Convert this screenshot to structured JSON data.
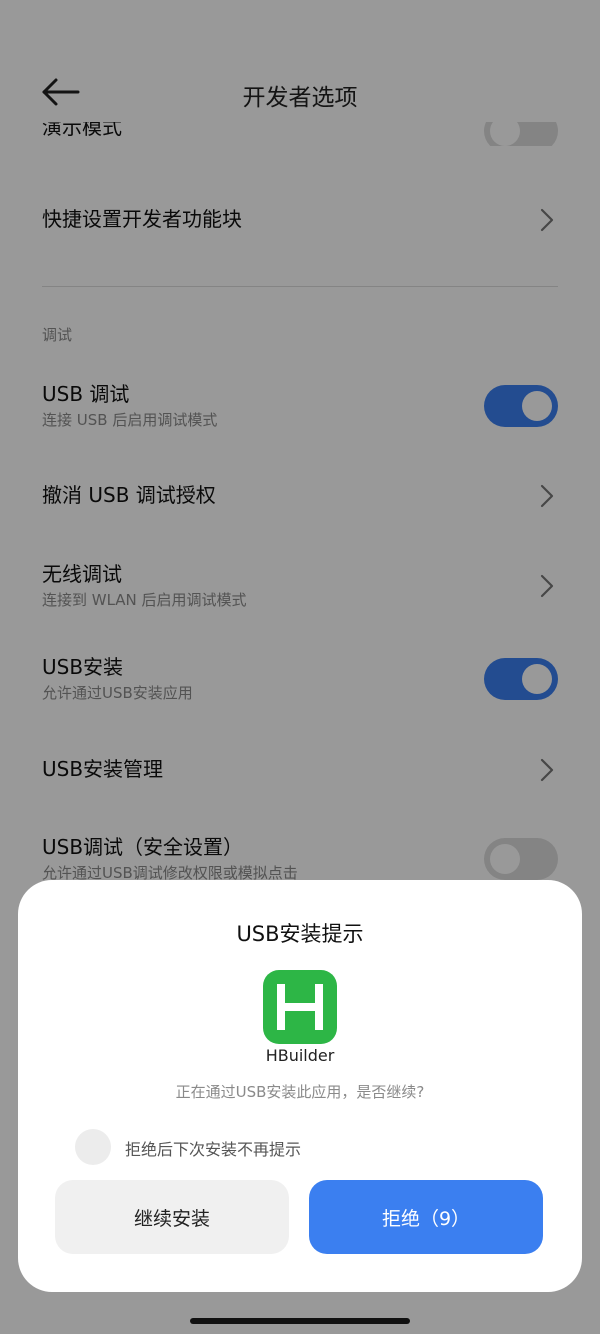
{
  "header": {
    "title": "开发者选项",
    "back_icon": "arrow-left-icon"
  },
  "list": {
    "demo_mode_label": "演示模式",
    "quick_tiles_label": "快捷设置开发者功能块",
    "section_debug": "调试",
    "usb_debug": {
      "title": "USB 调试",
      "subtitle": "连接 USB 后启用调试模式",
      "enabled": true
    },
    "revoke_usb_auth": {
      "title": "撤消 USB 调试授权"
    },
    "wireless_debug": {
      "title": "无线调试",
      "subtitle": "连接到 WLAN 后启用调试模式"
    },
    "usb_install": {
      "title": "USB安装",
      "subtitle": "允许通过USB安装应用",
      "enabled": true
    },
    "usb_install_manage": {
      "title": "USB安装管理"
    },
    "usb_debug_security": {
      "title": "USB调试（安全设置）",
      "subtitle": "允许通过USB调试修改权限或模拟点击",
      "enabled": false
    }
  },
  "dialog": {
    "title": "USB安装提示",
    "app_icon": "hbuilder-app-icon",
    "app_name": "HBuilder",
    "message": "正在通过USB安装此应用，是否继续?",
    "checkbox_label": "拒绝后下次安装不再提示",
    "continue_label": "继续安装",
    "reject_label": "拒绝（9）"
  },
  "colors": {
    "accent": "#3b7ff0",
    "app_icon_bg": "#2db646"
  }
}
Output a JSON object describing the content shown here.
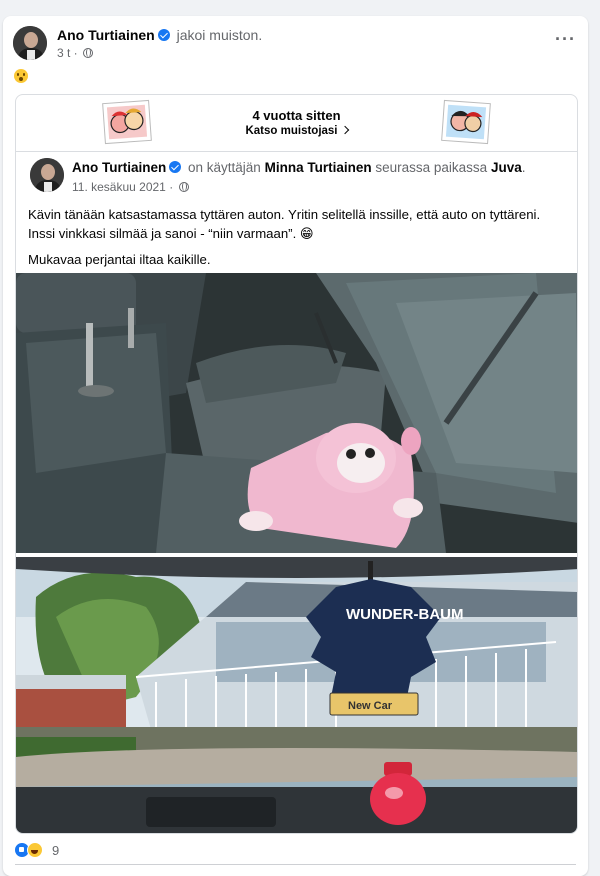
{
  "post": {
    "author": "Ano Turtiainen",
    "action": "jakoi muiston.",
    "time": "3 t",
    "privacy_icon": "globe-icon",
    "more_icon": "more-icon",
    "emoji": "astonished-face"
  },
  "memory": {
    "title": "4 vuotta sitten",
    "link": "Katso muistojasi"
  },
  "original_post": {
    "author": "Ano Turtiainen",
    "with_text": "on käyttäjän",
    "tagged": "Minna Turtiainen",
    "at_text": "seurassa paikassa",
    "place": "Juva",
    "date": "11. kesäkuu 2021",
    "paragraph1": "Kävin tänään katsastamassa tyttären auton. Yritin selitellä inssille, että auto on tyttäreni. Inssi vinkkasi silmää ja sanoi - “niin varmaan”. 😁",
    "paragraph2": "Mukavaa perjantai iltaa kaikille."
  },
  "photo2": {
    "freshener_brand": "WUNDER-BAUM",
    "freshener_label": "New Car"
  },
  "reactions": {
    "icons": [
      "like-icon",
      "haha-icon"
    ],
    "count": "9"
  },
  "colors": {
    "accent": "#1877f2",
    "muted_text": "#65676b",
    "background": "#f0f2f5"
  }
}
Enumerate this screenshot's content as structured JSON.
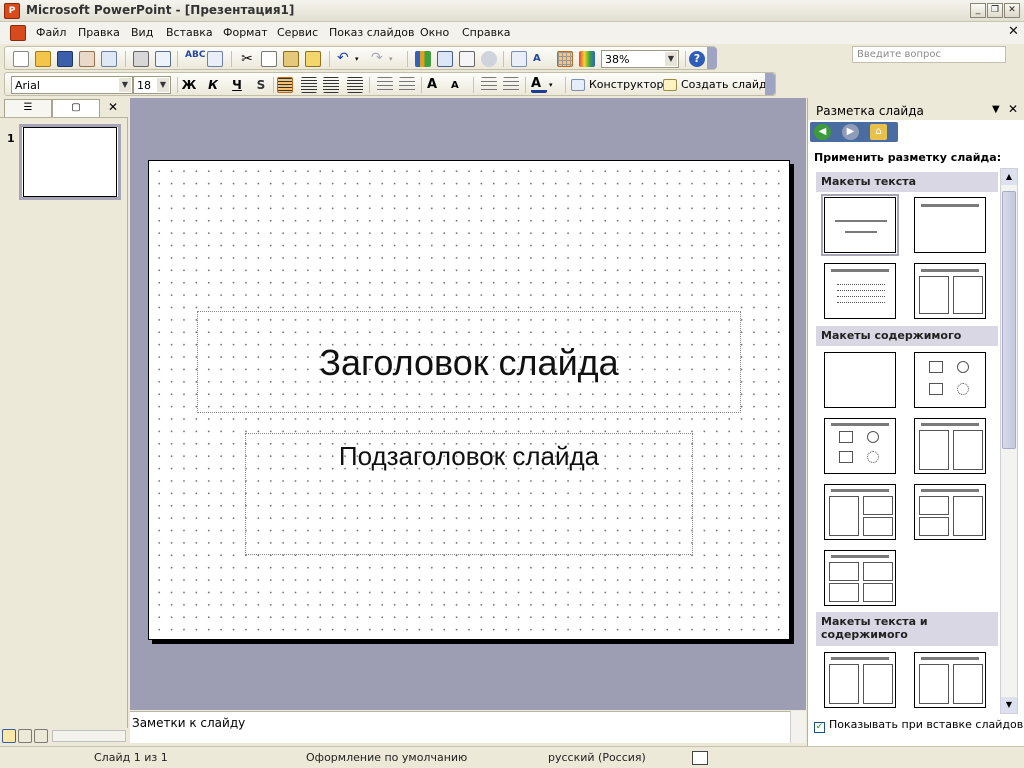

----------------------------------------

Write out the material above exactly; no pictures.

## Task answer
Convert this screenshot to structured JSON data.
{
  "header": {
    "title": "开发者选项",
    "back_icon": "arrow-left-icon"
  },
  "list": {
    "demo_mode_label": "演示模式",
    "quick_tiles_label": "快捷设置开发者功能块",
    "section_debug": "调试",
    "usb_debug": {
      "title": "USB 调试",
      "subtitle": "连接 USB 后启用调试模式",
      "enabled": true
    },
    "revoke_usb_auth": {
      "title": "撤消 USB 调试授权"
    },
    "wireless_debug": {
      "title": "无线调试",
      "subtitle": "连接到 WLAN 后启用调试模式"
    },
    "usb_install": {
      "title": "USB安装",
      "subtitle": "允许通过USB安装应用",
      "enabled": true
    },
    "usb_install_manage": {
      "title": "USB安装管理"
    },
    "usb_debug_security": {
      "title": "USB调试（安全设置）",
      "subtitle": "允许通过USB调试修改权限或模拟点击",
      "enabled": false
    }
  },
  "dialog": {
    "title": "USB安装提示",
    "app_icon": "hbuilder-app-icon",
    "app_name": "HBuilder",
    "message": "正在通过USB安装此应用，是否继续?",
    "checkbox_label": "拒绝后下次安装不再提示",
    "continue_label": "继续安装",
    "reject_label": "拒绝（9）"
  },
  "colors": {
    "accent": "#3b7ff0",
    "app_icon_bg": "#2db646"
  }
}
Output a JSON object describing the content shown here.
{
  "post": {
    "author": "Ano Turtiainen",
    "action": "jakoi muiston.",
    "time": "3 t",
    "privacy_icon": "globe-icon",
    "more_icon": "more-icon",
    "emoji": "astonished-face"
  },
  "memory": {
    "title": "4 vuotta sitten",
    "link": "Katso muistojasi"
  },
  "original_post": {
    "author": "Ano Turtiainen",
    "with_text": "on käyttäjän",
    "tagged": "Minna Turtiainen",
    "at_text": "seurassa paikassa",
    "place": "Juva",
    "date": "11. kesäkuu 2021",
    "paragraph1": "Kävin tänään katsastamassa tyttären auton. Yritin selitellä inssille, että auto on tyttäreni. Inssi vinkkasi silmää ja sanoi - “niin varmaan”. 😁",
    "paragraph2": "Mukavaa perjantai iltaa kaikille."
  },
  "photo2": {
    "freshener_brand": "WUNDER-BAUM",
    "freshener_label": "New Car"
  },
  "reactions": {
    "icons": [
      "like-icon",
      "haha-icon"
    ],
    "count": "9"
  },
  "colors": {
    "accent": "#1877f2",
    "muted_text": "#65676b",
    "background": "#f0f2f5"
  }
}
Enumerate this screenshot's content as structured JSON.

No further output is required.